Livingston emerged as a "behind-the-scenes player" in the impeachment inquiry against President Trump, apparently having urged a Trump administration official to oust the U.S. ambassador to Ukraine. On October 30, 2019, U.S. State Department employee Catherine Croft noted in her opening statement to the congressional committees conducting the impeachment inquiry against Donald Trump:
During my time at the NSC, I received multiple calls from lobbyist Robert Livingston, who told me that Ambassador Yovanovitch should be fired. He characterized Ambassador Yovanovitch as an "Obama holdover" and associated with George Soros. It was not clear to me at that time-or now-at whose direction or at what expense Mr. Livingston was seeking the removal of Ambassador Yovanovitch.
Livingston testified in the 2009 trial of Mose Jefferson, who was convicted on four counts related to bribery. In response to a comparison made by James Gill between Livingston and former U.S. representative William J. Jefferson (convicted of 11 felonies), Livingston defended the Livingston Group as having no relation to Jefferson's activities, but rather to the extent that they may have represented the same client, performed their own services in an entirely legal manner.
From 2011 to 2014, Livingston became Treasurer of the Louisiana Republican Party. Livingston said taking the fundraising assignment for the Louisiana GOP would not in any way undermine the work of The Livingston Group.
Livingston is also a member of the board of the International Foundation for Electoral Systems, a non-profit involved in international elections, and he is a Knight of the Sovereign Military Order of Malta.
|U.S. House of Representatives|
| Member of the House of Representatives

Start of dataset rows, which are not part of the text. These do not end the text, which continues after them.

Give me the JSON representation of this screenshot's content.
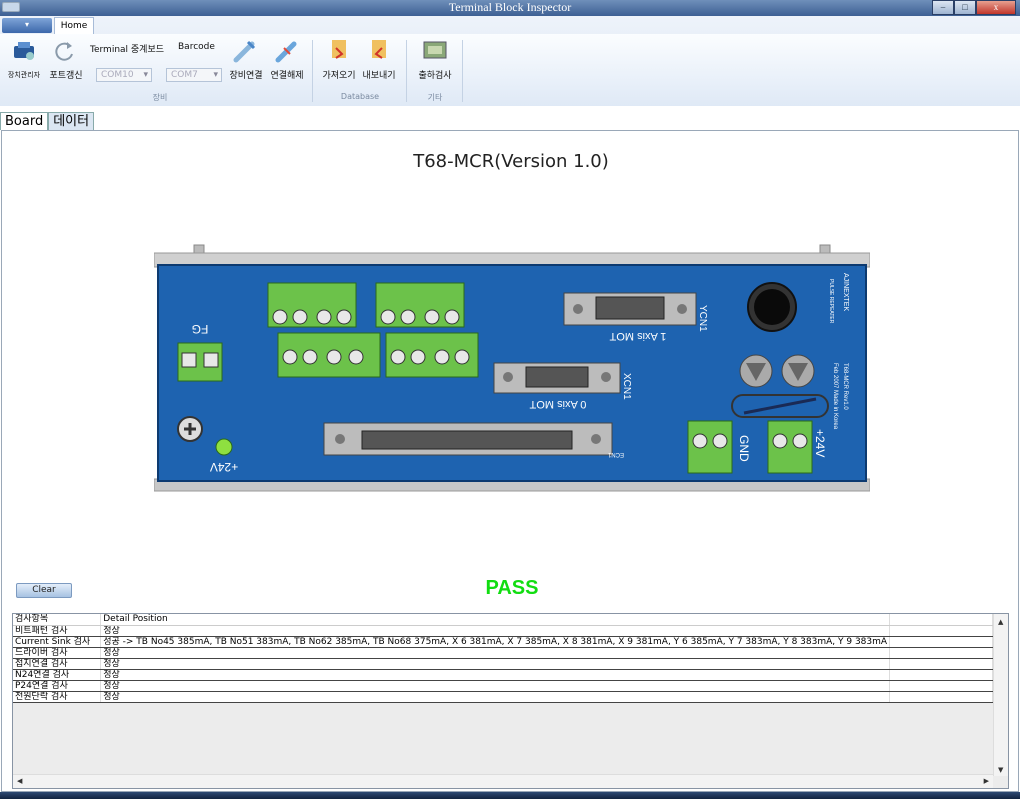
{
  "window": {
    "title": "Terminal Block Inspector",
    "min": "–",
    "max": "□",
    "close": "x"
  },
  "ribbon": {
    "tab_home": "Home",
    "device_manager": "장치관리자",
    "port_refresh": "포트갱신",
    "terminal_label": "Terminal 중계보드",
    "terminal_value": "COM10",
    "barcode_label": "Barcode",
    "barcode_value": "COM7",
    "connect": "장비연결",
    "disconnect": "연결해제",
    "group_device": "장비",
    "import": "가져오기",
    "export": "내보내기",
    "group_database": "Database",
    "ship_inspect": "출하검사",
    "group_etc": "기타"
  },
  "tabs": [
    "Board",
    "데이터"
  ],
  "board": {
    "title": "T68-MCR(Version 1.0)",
    "labels": {
      "fg": "FG",
      "p24_left": "+24V",
      "gnd": "GND",
      "p24_right": "+24V",
      "ycn1": "YCN1",
      "xcn1": "XCN1",
      "ecn1": "ECN1",
      "axis1": "1 Axis MOT",
      "axis0": "0 Axis MOT",
      "brand": "AJINEXTEK",
      "model": "T68-MCR Rev1.0",
      "date": "Feb 2007 Made in Korea",
      "pulse": "PULSE REPEATER"
    }
  },
  "clear_button": "Clear",
  "result": {
    "text": "PASS",
    "color": "#11dd11"
  },
  "grid": {
    "headers": [
      "검사항목",
      "Detail Position"
    ],
    "rows": [
      [
        "비트패턴 검사",
        "정상"
      ],
      [
        "Current Sink 검사",
        "성공   ->   TB No45 385mA, TB No51 383mA, TB No62 385mA, TB No68 375mA, X 6 381mA, X 7 385mA, X 8 381mA, X 9 381mA, Y 6 385mA, Y 7 383mA, Y 8 383mA, Y 9 383mA"
      ],
      [
        "드라이버 검사",
        "정상"
      ],
      [
        "접지연결 검사",
        "정상"
      ],
      [
        "N24연결 검사",
        "정상"
      ],
      [
        "P24연결 검사",
        "정상"
      ],
      [
        "전원단락 검사",
        "정상"
      ]
    ]
  },
  "colors": {
    "board_blue": "#1e63b0",
    "terminal_green": "#6cc24a",
    "pass_green": "#11dd11"
  }
}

from Louisiana's 1st congressional district
| Chair of the House Appropriations Committee
|Party political offices|
| Republican nominee for Governor of Louisiana